Produced by George Andrews, Great New Zealand River Journeys is a three-part series exploring the history and majesty of the Waikato, Wanganui and Clutha rivers. In this episode, Jon Gadsby explores the Clutha River and surrounds, and finds out about jet-boating and rafting (the cameraman falls in when he gets a little too close to his subject), bungy jumping, the Clyde Dam, Cromwell's giant fruit and Alexandra's giant clock. Gadsby enjoys the ubiquitous whitebait fritters offered by the locals before the journey ends at the mouth of the river.
Great New Zealand River Journeys was a three part series produced by George Andrews that examined the history, geography and people of three of New Zealand's most iconic rivers: comedian Jon Gadsby explores the Clutha river, poet Sam Hunt the Whanganui, and musician Lynda Topp takes on the Waikato.

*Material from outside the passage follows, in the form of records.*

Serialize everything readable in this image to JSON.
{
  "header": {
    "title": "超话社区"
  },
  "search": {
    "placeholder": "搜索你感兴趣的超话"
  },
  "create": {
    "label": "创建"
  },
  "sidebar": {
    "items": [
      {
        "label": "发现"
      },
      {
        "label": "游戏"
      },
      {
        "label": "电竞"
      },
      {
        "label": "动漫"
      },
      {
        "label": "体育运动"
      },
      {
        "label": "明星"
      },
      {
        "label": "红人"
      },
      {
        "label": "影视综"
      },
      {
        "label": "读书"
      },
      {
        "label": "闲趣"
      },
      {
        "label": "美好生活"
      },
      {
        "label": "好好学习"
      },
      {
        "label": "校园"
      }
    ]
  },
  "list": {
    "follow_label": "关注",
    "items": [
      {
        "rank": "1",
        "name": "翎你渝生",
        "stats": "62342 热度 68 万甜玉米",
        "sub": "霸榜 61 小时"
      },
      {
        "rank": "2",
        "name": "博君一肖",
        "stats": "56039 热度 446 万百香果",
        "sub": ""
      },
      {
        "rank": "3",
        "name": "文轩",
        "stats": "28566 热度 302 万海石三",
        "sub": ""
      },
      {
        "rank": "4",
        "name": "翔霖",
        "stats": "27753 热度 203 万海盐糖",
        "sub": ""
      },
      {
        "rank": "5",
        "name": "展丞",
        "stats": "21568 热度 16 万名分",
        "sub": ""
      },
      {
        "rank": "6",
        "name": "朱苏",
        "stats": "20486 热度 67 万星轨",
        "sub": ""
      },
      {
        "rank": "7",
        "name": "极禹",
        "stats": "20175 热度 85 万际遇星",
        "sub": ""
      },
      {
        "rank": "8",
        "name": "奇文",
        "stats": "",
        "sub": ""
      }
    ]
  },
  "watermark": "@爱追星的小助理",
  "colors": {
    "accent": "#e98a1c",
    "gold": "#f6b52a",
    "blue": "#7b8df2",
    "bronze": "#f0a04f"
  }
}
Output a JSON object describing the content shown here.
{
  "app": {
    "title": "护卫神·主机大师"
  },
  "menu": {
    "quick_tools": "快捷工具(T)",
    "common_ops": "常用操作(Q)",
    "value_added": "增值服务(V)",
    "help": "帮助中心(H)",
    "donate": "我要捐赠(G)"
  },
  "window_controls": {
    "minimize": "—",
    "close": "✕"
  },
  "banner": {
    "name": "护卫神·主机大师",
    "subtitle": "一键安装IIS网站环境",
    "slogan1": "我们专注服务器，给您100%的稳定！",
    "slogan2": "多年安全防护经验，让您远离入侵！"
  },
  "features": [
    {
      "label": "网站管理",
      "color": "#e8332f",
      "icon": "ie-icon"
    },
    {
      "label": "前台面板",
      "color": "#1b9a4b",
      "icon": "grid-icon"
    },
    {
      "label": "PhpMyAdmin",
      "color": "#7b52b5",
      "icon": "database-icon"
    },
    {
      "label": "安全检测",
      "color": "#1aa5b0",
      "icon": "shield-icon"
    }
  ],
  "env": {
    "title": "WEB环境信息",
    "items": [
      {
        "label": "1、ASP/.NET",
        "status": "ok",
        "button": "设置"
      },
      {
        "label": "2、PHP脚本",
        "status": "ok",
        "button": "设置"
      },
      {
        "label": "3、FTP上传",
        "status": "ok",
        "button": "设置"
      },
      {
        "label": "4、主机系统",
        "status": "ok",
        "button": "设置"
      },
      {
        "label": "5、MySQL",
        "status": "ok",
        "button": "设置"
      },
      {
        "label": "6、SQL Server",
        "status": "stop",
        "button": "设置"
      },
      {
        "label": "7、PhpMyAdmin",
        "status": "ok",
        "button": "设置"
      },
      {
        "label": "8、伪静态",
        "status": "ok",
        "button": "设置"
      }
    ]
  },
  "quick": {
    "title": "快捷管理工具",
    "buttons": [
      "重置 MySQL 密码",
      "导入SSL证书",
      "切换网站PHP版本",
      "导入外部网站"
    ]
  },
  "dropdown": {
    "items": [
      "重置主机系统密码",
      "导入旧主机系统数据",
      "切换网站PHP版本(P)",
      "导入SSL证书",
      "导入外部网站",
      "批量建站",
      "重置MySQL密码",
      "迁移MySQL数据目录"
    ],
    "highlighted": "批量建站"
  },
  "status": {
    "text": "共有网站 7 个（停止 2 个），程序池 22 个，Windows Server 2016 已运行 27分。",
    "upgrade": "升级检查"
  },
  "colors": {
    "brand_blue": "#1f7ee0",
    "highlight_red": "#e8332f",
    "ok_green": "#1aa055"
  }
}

Tangata Whenua, A State of Siege, Utu, Smash Palace, The Quiet Earth, Illustrious Energy...The resume of soundman turned producer Don Reynolds covers the modern renaissance of New Zealand film. After starting his own sound companies, Reynolds has gone on to production roles in New Zealand, Australia, Canada and the United Kingdom.